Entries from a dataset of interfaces
------------------------------------------------

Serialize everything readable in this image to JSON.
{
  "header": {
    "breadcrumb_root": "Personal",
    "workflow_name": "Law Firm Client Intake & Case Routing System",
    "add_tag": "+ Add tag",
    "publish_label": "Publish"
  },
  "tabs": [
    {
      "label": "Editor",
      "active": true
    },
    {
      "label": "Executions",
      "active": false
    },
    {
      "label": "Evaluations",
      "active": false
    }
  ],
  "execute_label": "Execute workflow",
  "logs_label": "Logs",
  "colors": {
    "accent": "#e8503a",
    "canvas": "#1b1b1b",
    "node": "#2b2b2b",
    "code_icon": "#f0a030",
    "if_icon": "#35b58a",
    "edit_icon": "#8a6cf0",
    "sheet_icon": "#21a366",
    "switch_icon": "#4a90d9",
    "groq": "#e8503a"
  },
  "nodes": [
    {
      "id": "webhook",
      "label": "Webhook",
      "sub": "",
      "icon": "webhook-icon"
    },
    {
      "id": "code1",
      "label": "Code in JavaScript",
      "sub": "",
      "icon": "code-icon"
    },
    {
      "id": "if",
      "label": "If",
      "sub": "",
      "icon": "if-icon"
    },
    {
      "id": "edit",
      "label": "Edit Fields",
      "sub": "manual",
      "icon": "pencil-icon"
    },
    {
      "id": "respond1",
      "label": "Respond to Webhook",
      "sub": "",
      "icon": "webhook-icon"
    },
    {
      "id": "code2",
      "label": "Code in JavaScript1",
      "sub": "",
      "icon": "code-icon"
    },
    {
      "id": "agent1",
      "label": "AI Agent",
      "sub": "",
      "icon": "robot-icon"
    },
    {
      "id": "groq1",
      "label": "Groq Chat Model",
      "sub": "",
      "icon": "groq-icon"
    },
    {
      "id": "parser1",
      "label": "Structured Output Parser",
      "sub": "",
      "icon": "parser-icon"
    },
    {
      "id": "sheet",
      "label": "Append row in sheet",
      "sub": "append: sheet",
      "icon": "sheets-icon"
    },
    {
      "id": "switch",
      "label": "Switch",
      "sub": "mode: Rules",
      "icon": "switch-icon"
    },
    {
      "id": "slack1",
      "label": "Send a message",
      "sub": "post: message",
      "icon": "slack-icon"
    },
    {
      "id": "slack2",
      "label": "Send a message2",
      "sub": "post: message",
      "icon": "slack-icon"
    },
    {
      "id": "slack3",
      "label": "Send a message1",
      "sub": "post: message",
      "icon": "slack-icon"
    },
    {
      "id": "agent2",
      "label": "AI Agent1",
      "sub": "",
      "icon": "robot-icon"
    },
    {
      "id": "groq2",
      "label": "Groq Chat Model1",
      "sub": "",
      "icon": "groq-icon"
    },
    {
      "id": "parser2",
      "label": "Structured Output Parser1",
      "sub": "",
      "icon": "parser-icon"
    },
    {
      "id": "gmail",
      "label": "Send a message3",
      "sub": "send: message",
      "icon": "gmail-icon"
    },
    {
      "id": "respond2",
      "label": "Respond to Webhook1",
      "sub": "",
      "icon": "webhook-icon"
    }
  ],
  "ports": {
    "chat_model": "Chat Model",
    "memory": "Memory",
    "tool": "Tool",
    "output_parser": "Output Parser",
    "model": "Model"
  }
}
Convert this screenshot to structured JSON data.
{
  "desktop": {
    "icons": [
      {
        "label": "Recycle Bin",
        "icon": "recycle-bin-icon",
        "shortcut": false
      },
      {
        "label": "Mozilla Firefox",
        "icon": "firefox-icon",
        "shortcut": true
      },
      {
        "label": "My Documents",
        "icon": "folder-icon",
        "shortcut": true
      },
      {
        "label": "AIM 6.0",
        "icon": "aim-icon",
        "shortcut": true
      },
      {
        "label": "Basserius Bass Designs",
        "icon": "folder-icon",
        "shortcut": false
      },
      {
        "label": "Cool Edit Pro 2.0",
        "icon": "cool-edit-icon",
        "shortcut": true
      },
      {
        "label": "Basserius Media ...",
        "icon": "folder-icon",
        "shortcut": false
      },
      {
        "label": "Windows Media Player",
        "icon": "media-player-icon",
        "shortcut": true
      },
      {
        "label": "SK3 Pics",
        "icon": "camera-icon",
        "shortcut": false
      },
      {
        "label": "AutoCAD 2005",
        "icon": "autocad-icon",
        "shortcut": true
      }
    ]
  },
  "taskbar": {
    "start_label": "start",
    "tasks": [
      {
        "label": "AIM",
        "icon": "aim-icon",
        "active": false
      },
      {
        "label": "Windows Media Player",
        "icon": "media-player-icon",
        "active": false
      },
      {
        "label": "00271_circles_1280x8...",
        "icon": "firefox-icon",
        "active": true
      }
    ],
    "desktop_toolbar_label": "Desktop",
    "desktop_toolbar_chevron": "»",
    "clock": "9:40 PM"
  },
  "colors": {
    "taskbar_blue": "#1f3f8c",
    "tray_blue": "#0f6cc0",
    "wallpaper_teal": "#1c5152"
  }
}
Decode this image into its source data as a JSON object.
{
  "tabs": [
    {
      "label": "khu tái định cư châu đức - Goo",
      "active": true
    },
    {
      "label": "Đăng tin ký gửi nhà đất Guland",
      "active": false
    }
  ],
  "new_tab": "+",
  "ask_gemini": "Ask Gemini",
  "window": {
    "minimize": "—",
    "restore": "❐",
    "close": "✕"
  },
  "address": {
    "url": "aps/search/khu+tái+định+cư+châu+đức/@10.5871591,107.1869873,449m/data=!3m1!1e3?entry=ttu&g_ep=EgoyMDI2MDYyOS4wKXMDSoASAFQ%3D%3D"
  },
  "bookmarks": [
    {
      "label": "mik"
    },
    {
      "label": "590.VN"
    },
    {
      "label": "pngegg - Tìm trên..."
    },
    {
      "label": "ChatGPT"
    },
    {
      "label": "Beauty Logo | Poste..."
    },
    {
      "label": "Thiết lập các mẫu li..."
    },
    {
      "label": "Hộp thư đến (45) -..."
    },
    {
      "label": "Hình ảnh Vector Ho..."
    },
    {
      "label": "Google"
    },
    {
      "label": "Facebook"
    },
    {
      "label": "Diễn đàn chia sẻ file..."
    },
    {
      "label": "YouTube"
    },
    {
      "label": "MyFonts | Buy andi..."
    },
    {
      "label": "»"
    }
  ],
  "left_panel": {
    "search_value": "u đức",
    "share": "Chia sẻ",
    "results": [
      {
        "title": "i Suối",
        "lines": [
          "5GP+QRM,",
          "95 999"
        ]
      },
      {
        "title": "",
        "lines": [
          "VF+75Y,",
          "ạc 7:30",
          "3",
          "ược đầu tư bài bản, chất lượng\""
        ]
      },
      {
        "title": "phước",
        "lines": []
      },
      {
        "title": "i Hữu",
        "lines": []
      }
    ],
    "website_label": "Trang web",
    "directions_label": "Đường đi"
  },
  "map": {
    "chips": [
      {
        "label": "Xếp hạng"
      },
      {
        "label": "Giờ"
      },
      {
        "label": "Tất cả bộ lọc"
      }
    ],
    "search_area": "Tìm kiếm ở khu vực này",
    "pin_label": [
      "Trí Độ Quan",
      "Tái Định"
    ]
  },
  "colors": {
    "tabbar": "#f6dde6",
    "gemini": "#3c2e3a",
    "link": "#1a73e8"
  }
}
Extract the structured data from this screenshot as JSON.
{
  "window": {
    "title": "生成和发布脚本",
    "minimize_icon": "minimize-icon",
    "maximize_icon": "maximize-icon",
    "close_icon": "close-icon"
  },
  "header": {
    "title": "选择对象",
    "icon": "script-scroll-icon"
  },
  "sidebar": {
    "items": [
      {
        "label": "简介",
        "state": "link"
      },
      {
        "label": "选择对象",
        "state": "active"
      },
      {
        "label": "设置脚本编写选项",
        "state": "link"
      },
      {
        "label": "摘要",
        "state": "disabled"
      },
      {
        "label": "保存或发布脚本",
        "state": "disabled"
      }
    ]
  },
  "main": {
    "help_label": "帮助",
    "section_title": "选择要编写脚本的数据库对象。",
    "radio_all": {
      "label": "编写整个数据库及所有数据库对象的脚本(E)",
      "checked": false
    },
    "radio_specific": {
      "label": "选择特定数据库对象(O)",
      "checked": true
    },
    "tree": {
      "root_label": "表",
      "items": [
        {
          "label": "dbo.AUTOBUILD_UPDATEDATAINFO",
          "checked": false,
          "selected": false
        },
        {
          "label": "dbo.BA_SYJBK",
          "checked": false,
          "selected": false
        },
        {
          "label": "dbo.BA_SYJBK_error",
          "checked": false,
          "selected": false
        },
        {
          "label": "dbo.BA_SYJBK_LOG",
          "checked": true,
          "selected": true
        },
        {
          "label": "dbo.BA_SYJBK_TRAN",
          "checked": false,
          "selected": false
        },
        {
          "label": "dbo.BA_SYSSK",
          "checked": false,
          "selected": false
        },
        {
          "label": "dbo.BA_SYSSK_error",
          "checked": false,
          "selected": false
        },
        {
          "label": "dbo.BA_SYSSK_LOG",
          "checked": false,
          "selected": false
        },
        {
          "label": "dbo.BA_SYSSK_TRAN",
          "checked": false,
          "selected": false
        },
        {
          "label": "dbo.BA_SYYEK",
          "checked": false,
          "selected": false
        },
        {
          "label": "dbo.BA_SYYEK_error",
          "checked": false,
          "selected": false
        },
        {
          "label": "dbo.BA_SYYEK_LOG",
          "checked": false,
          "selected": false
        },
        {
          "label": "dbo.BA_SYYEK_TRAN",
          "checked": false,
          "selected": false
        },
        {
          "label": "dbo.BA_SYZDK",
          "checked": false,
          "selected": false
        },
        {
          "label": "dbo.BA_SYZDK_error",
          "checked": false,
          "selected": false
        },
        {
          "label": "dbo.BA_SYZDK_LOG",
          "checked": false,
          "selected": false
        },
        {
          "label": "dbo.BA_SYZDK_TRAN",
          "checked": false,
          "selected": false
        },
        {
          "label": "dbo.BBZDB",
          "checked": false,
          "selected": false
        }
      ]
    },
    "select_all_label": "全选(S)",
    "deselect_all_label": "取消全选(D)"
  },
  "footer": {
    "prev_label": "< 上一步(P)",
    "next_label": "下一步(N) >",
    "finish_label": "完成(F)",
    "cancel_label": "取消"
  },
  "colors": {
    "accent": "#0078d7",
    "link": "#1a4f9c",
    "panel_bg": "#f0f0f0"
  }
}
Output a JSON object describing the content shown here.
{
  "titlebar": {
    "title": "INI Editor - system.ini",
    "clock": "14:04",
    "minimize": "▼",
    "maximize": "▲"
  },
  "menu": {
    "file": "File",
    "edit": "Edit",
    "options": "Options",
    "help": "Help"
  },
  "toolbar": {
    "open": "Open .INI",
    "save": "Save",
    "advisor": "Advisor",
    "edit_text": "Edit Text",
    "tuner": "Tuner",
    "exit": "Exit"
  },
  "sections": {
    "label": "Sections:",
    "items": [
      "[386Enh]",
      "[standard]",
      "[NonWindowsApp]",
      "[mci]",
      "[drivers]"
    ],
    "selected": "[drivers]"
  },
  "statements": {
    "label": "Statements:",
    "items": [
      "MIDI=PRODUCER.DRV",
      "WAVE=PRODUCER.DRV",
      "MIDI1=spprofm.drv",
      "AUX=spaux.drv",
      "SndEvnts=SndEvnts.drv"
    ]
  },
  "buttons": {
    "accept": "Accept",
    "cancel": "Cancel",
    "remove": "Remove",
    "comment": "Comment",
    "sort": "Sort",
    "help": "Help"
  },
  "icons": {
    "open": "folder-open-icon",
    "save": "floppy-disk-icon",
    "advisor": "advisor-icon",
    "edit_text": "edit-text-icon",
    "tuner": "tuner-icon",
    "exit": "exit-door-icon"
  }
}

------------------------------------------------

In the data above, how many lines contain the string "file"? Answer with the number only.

2